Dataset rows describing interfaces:
* * * * * * * * *

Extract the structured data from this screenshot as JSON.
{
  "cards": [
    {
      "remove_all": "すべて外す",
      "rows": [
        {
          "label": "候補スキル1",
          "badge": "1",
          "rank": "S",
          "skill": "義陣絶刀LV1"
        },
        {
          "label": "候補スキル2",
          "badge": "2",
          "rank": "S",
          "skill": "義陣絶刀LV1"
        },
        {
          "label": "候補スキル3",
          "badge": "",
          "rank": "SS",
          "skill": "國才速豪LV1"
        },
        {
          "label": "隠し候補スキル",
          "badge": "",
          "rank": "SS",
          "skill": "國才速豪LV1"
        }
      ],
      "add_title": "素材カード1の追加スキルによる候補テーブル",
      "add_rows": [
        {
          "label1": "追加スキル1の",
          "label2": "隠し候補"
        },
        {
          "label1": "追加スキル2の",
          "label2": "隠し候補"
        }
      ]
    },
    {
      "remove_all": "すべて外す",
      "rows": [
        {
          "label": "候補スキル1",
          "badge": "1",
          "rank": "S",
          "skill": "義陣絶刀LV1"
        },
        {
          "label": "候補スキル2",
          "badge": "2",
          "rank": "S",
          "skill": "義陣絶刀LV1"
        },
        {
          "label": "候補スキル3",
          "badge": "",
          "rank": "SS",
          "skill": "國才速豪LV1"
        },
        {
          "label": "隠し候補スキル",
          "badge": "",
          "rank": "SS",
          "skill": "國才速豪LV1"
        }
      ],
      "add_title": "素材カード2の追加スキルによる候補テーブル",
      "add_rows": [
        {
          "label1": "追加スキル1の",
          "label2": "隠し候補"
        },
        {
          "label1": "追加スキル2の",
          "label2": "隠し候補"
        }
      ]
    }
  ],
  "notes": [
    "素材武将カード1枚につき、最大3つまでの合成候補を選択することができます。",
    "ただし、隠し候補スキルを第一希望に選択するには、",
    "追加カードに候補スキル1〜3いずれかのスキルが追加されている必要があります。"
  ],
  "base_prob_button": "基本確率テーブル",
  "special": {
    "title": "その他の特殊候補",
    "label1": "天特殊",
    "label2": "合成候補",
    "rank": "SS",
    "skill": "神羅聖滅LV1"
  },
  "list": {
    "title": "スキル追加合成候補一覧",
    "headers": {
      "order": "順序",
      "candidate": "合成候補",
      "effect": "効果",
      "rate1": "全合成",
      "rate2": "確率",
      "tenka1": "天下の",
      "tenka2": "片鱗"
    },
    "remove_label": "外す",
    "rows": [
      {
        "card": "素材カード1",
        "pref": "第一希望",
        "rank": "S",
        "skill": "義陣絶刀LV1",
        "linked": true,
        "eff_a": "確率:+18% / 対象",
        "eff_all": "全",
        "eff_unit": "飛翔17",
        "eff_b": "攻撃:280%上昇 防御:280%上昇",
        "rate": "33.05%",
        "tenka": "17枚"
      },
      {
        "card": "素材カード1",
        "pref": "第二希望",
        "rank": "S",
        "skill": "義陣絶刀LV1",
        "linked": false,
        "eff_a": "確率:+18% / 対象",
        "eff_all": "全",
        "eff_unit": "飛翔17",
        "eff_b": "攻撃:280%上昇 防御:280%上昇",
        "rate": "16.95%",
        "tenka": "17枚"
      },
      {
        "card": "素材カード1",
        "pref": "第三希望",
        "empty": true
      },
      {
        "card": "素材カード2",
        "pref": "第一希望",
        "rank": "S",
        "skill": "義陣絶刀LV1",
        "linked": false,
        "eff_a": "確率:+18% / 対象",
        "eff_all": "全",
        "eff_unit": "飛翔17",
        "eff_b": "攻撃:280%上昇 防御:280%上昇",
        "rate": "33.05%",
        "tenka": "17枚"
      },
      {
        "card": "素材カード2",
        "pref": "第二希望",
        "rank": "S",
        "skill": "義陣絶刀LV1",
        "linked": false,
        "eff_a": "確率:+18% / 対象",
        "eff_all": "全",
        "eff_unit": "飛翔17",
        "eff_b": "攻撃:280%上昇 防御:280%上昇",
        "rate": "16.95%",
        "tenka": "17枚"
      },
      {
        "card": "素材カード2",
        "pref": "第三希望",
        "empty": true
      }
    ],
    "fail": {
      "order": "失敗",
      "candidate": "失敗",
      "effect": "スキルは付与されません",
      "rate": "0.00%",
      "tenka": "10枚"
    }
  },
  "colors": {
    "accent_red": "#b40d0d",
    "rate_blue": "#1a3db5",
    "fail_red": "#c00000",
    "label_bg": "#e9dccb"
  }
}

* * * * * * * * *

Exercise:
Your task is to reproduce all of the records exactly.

The answer:
Extract the structured data from this screenshot as JSON.
{
  "cards": [
    {
      "remove_all": "すべて外す",
      "rows": [
        {
          "label": "候補スキル1",
          "badge": "1",
          "rank": "S",
          "skill": "義陣絶刀LV1"
        },
        {
          "label": "候補スキル2",
          "badge": "2",
          "rank": "S",
          "skill": "義陣絶刀LV1"
        },
        {
          "label": "候補スキル3",
          "badge": "",
          "rank": "SS",
          "skill": "國才速豪LV1"
        },
        {
          "label": "隠し候補スキル",
          "badge": "",
          "rank": "SS",
          "skill": "國才速豪LV1"
        }
      ],
      "add_title": "素材カード1の追加スキルによる候補テーブル",
      "add_rows": [
        {
          "label1": "追加スキル1の",
          "label2": "隠し候補"
        },
        {
          "label1": "追加スキル2の",
          "label2": "隠し候補"
        }
      ]
    },
    {
      "remove_all": "すべて外す",
      "rows": [
        {
          "label": "候補スキル1",
          "badge": "1",
          "rank": "S",
          "skill": "義陣絶刀LV1"
        },
        {
          "label": "候補スキル2",
          "badge": "2",
          "rank": "S",
          "skill": "義陣絶刀LV1"
        },
        {
          "label": "候補スキル3",
          "badge": "",
          "rank": "SS",
          "skill": "國才速豪LV1"
        },
        {
          "label": "隠し候補スキル",
          "badge": "",
          "rank": "SS",
          "skill": "國才速豪LV1"
        }
      ],
      "add_title": "素材カード2の追加スキルによる候補テーブル",
      "add_rows": [
        {
          "label1": "追加スキル1の",
          "label2": "隠し候補"
        },
        {
          "label1": "追加スキル2の",
          "label2": "隠し候補"
        }
      ]
    }
  ],
  "notes": [
    "素材武将カード1枚につき、最大3つまでの合成候補を選択することができます。",
    "ただし、隠し候補スキルを第一希望に選択するには、",
    "追加カードに候補スキル1〜3いずれかのスキルが追加されている必要があります。"
  ],
  "base_prob_button": "基本確率テーブル",
  "special": {
    "title": "その他の特殊候補",
    "label1": "天特殊",
    "label2": "合成候補",
    "rank": "SS",
    "skill": "神羅聖滅LV1"
  },
  "list": {
    "title": "スキル追加合成候補一覧",
    "headers": {
      "order": "順序",
      "candidate": "合成候補",
      "effect": "効果",
      "rate1": "全合成",
      "rate2": "確率",
      "tenka1": "天下の",
      "tenka2": "片鱗"
    },
    "remove_label": "外す",
    "rows": [
      {
        "card": "素材カード1",
        "pref": "第一希望",
        "rank": "S",
        "skill": "義陣絶刀LV1",
        "linked": true,
        "eff_a": "確率:+18% / 対象",
        "eff_all": "全",
        "eff_unit": "飛翔17",
        "eff_b": "攻撃:280%上昇 防御:280%上昇",
        "rate": "33.05%",
        "tenka": "17枚"
      },
      {
        "card": "素材カード1",
        "pref": "第二希望",
        "rank": "S",
        "skill": "義陣絶刀LV1",
        "linked": false,
        "eff_a": "確率:+18% / 対象",
        "eff_all": "全",
        "eff_unit": "飛翔17",
        "eff_b": "攻撃:280%上昇 防御:280%上昇",
        "rate": "16.95%",
        "tenka": "17枚"
      },
      {
        "card": "素材カード1",
        "pref": "第三希望",
        "empty": true
      },
      {
        "card": "素材カード2",
        "pref": "第一希望",
        "rank": "S",
        "skill": "義陣絶刀LV1",
        "linked": false,
        "eff_a": "確率:+18% / 対象",
        "eff_all": "全",
        "eff_unit": "飛翔17",
        "eff_b": "攻撃:280%上昇 防御:280%上昇",
        "rate": "33.05%",
        "tenka": "17枚"
      },
      {
        "card": "素材カード2",
        "pref": "第二希望",
        "rank": "S",
        "skill": "義陣絶刀LV1",
        "linked": false,
        "eff_a": "確率:+18% / 対象",
        "eff_all": "全",
        "eff_unit": "飛翔17",
        "eff_b": "攻撃:280%上昇 防御:280%上昇",
        "rate": "16.95%",
        "tenka": "17枚"
      },
      {
        "card": "素材カード2",
        "pref": "第三希望",
        "empty": true
      }
    ],
    "fail": {
      "order": "失敗",
      "candidate": "失敗",
      "effect": "スキルは付与されません",
      "rate": "0.00%",
      "tenka": "10枚"
    }
  },
  "colors": {
    "accent_red": "#b40d0d",
    "rate_blue": "#1a3db5",
    "fail_red": "#c00000",
    "label_bg": "#e9dccb"
  }
}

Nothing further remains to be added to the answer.